_EXERCISE OBJECTIVE_
Copy each line below in which the word "icon" occurs.

_DATA TO USE_
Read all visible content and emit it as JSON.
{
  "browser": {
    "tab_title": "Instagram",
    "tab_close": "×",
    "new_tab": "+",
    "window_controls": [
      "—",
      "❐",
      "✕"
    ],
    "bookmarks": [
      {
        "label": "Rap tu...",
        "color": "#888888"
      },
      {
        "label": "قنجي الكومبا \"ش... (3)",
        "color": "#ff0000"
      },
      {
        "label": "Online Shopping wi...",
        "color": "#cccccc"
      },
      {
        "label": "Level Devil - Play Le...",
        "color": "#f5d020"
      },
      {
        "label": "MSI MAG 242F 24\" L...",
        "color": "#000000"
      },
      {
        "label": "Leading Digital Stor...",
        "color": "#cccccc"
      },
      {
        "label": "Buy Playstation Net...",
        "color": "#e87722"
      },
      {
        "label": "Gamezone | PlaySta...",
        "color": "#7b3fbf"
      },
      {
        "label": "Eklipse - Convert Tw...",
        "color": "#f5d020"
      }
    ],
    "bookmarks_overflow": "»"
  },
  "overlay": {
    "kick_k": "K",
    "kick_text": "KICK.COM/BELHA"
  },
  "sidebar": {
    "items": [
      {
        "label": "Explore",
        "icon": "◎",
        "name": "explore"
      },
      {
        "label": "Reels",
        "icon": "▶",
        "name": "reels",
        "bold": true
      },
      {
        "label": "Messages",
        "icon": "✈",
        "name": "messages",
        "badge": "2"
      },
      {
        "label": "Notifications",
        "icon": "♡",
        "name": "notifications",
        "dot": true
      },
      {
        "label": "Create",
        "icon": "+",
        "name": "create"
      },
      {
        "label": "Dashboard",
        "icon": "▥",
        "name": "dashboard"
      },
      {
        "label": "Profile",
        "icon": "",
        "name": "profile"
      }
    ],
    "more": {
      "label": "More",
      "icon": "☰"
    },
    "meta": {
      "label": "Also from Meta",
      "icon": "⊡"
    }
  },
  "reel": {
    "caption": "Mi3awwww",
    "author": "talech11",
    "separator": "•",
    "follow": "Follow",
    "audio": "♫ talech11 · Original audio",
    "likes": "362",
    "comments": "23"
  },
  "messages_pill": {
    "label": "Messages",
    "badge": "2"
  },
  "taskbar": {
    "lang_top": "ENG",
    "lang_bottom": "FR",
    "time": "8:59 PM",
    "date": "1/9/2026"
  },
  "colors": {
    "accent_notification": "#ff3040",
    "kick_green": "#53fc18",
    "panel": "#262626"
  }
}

_EXERCISE RESPONSE_
        "icon": "◎",
        "icon": "▶",
        "icon": "✈",
        "icon": "♡",
        "icon": "+",
        "icon": "▥",
        "icon": "",
      "icon": "☰"
      "icon": "⊡"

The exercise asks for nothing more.